## EXERCISE PROMPT
An exact copy of all the entries below is what this task needs.

Data about app and page elements
-------------------------

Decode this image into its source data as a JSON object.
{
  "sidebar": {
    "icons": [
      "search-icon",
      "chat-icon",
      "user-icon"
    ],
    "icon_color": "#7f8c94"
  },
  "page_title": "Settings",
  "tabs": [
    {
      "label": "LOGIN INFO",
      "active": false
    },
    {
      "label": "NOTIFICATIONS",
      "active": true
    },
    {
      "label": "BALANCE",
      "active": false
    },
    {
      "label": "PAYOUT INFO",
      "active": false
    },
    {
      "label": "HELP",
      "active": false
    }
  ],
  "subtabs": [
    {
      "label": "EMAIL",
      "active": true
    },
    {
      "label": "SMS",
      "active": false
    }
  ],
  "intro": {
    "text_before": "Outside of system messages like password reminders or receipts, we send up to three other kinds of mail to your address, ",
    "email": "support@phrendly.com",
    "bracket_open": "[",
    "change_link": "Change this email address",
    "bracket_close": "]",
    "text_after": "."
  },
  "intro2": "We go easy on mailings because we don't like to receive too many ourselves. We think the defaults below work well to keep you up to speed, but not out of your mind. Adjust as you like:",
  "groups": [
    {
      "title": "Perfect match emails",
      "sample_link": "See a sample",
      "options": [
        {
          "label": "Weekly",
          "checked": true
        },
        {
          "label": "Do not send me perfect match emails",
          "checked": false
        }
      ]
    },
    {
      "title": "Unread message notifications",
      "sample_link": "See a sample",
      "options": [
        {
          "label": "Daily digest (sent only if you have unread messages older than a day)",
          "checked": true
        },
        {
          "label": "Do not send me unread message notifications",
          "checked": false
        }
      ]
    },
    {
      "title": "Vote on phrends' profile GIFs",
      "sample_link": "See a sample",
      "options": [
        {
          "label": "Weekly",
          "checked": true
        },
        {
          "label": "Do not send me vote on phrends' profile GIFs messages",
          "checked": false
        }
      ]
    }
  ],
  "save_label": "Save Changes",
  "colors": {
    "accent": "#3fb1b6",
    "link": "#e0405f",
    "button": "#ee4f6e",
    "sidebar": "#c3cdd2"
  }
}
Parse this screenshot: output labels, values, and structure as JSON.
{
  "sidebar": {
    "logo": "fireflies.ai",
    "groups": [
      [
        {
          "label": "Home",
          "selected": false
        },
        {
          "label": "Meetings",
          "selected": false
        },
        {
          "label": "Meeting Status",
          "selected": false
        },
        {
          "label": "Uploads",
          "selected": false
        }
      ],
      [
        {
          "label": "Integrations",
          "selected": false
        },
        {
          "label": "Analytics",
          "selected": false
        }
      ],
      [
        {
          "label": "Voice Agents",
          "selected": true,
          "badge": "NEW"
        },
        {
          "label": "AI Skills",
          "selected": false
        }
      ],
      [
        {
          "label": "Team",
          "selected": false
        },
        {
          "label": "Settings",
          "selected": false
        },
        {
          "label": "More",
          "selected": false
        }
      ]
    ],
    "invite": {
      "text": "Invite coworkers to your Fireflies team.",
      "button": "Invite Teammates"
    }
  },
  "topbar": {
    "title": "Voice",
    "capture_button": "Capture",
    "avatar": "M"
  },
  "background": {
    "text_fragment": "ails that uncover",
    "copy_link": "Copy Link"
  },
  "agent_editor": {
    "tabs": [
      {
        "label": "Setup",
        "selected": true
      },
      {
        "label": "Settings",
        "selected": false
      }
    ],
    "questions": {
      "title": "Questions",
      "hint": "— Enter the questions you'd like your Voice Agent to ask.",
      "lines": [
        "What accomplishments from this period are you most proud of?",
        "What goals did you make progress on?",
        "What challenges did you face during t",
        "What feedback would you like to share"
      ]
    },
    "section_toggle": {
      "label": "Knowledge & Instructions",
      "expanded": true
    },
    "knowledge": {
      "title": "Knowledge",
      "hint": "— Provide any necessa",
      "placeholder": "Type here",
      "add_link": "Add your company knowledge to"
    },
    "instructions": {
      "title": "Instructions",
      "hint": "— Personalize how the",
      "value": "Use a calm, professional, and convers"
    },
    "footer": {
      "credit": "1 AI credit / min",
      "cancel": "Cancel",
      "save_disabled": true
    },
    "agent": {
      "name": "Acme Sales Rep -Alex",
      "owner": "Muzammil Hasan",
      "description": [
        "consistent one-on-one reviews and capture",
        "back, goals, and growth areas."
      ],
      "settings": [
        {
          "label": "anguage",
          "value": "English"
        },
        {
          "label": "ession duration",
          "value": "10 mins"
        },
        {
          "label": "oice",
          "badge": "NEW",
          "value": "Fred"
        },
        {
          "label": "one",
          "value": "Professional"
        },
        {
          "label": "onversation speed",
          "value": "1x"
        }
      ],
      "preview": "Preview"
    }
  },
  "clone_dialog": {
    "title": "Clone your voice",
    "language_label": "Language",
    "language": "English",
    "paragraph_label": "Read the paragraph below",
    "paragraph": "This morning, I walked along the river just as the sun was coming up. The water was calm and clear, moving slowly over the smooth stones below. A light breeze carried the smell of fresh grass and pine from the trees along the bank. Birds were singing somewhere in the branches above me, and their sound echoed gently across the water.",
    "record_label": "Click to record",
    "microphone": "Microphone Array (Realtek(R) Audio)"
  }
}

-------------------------

## EXPECTED ANSWER
Decode this image into its source data as a JSON object.
{
  "sidebar": {
    "icons": [
      "search-icon",
      "chat-icon",
      "user-icon"
    ],
    "icon_color": "#7f8c94"
  },
  "page_title": "Settings",
  "tabs": [
    {
      "label": "LOGIN INFO",
      "active": false
    },
    {
      "label": "NOTIFICATIONS",
      "active": true
    },
    {
      "label": "BALANCE",
      "active": false
    },
    {
      "label": "PAYOUT INFO",
      "active": false
    },
    {
      "label": "HELP",
      "active": false
    }
  ],
  "subtabs": [
    {
      "label": "EMAIL",
      "active": true
    },
    {
      "label": "SMS",
      "active": false
    }
  ],
  "intro": {
    "text_before": "Outside of system messages like password reminders or receipts, we send up to three other kinds of mail to your address, ",
    "email": "support@phrendly.com",
    "bracket_open": "[",
    "change_link": "Change this email address",
    "bracket_close": "]",
    "text_after": "."
  },
  "intro2": "We go easy on mailings because we don't like to receive too many ourselves. We think the defaults below work well to keep you up to speed, but not out of your mind. Adjust as you like:",
  "groups": [
    {
      "title": "Perfect match emails",
      "sample_link": "See a sample",
      "options": [
        {
          "label": "Weekly",
          "checked": true
        },
        {
          "label": "Do not send me perfect match emails",
          "checked": false
        }
      ]
    },
    {
      "title": "Unread message notifications",
      "sample_link": "See a sample",
      "options": [
        {
          "label": "Daily digest (sent only if you have unread messages older than a day)",
          "checked": true
        },
        {
          "label": "Do not send me unread message notifications",
          "checked": false
        }
      ]
    },
    {
      "title": "Vote on phrends' profile GIFs",
      "sample_link": "See a sample",
      "options": [
        {
          "label": "Weekly",
          "checked": true
        },
        {
          "label": "Do not send me vote on phrends' profile GIFs messages",
          "checked": false
        }
      ]
    }
  ],
  "save_label": "Save Changes",
  "colors": {
    "accent": "#3fb1b6",
    "link": "#e0405f",
    "button": "#ee4f6e",
    "sidebar": "#c3cdd2"
  }
}
Parse this screenshot: output labels, values, and structure as JSON.
{
  "sidebar": {
    "logo": "fireflies.ai",
    "groups": [
      [
        {
          "label": "Home",
          "selected": false
        },
        {
          "label": "Meetings",
          "selected": false
        },
        {
          "label": "Meeting Status",
          "selected": false
        },
        {
          "label": "Uploads",
          "selected": false
        }
      ],
      [
        {
          "label": "Integrations",
          "selected": false
        },
        {
          "label": "Analytics",
          "selected": false
        }
      ],
      [
        {
          "label": "Voice Agents",
          "selected": true,
          "badge": "NEW"
        },
        {
          "label": "AI Skills",
          "selected": false
        }
      ],
      [
        {
          "label": "Team",
          "selected": false
        },
        {
          "label": "Settings",
          "selected": false
        },
        {
          "label": "More",
          "selected": false
        }
      ]
    ],
    "invite": {
      "text": "Invite coworkers to your Fireflies team.",
      "button": "Invite Teammates"
    }
  },
  "topbar": {
    "title": "Voice",
    "capture_button": "Capture",
    "avatar": "M"
  },
  "background": {
    "text_fragment": "ails that uncover",
    "copy_link": "Copy Link"
  },
  "agent_editor": {
    "tabs": [
      {
        "label": "Setup",
        "selected": true
      },
      {
        "label": "Settings",
        "selected": false
      }
    ],
    "questions": {
      "title": "Questions",
      "hint": "— Enter the questions you'd like your Voice Agent to ask.",
      "lines": [
        "What accomplishments from this period are you most proud of?",
        "What goals did you make progress on?",
        "What challenges did you face during t",
        "What feedback would you like to share"
      ]
    },
    "section_toggle": {
      "label": "Knowledge & Instructions",
      "expanded": true
    },
    "knowledge": {
      "title": "Knowledge",
      "hint": "— Provide any necessa",
      "placeholder": "Type here",
      "add_link": "Add your company knowledge to"
    },
    "instructions": {
      "title": "Instructions",
      "hint": "— Personalize how the",
      "value": "Use a calm, professional, and convers"
    },
    "footer": {
      "credit": "1 AI credit / min",
      "cancel": "Cancel",
      "save_disabled": true
    },
    "agent": {
      "name": "Acme Sales Rep -Alex",
      "owner": "Muzammil Hasan",
      "description": [
        "consistent one-on-one reviews and capture",
        "back, goals, and growth areas."
      ],
      "settings": [
        {
          "label": "anguage",
          "value": "English"
        },
        {
          "label": "ession duration",
          "value": "10 mins"
        },
        {
          "label": "oice",
          "badge": "NEW",
          "value": "Fred"
        },
        {
          "label": "one",
          "value": "Professional"
        },
        {
          "label": "onversation speed",
          "value": "1x"
        }
      ],
      "preview": "Preview"
    }
  },
  "clone_dialog": {
    "title": "Clone your voice",
    "language_label": "Language",
    "language": "English",
    "paragraph_label": "Read the paragraph below",
    "paragraph": "This morning, I walked along the river just as the sun was coming up. The water was calm and clear, moving slowly over the smooth stones below. A light breeze carried the smell of fresh grass and pine from the trees along the bank. Birds were singing somewhere in the branches above me, and their sound echoed gently across the water.",
    "record_label": "Click to record",
    "microphone": "Microphone Array (Realtek(R) Audio)"
  }
}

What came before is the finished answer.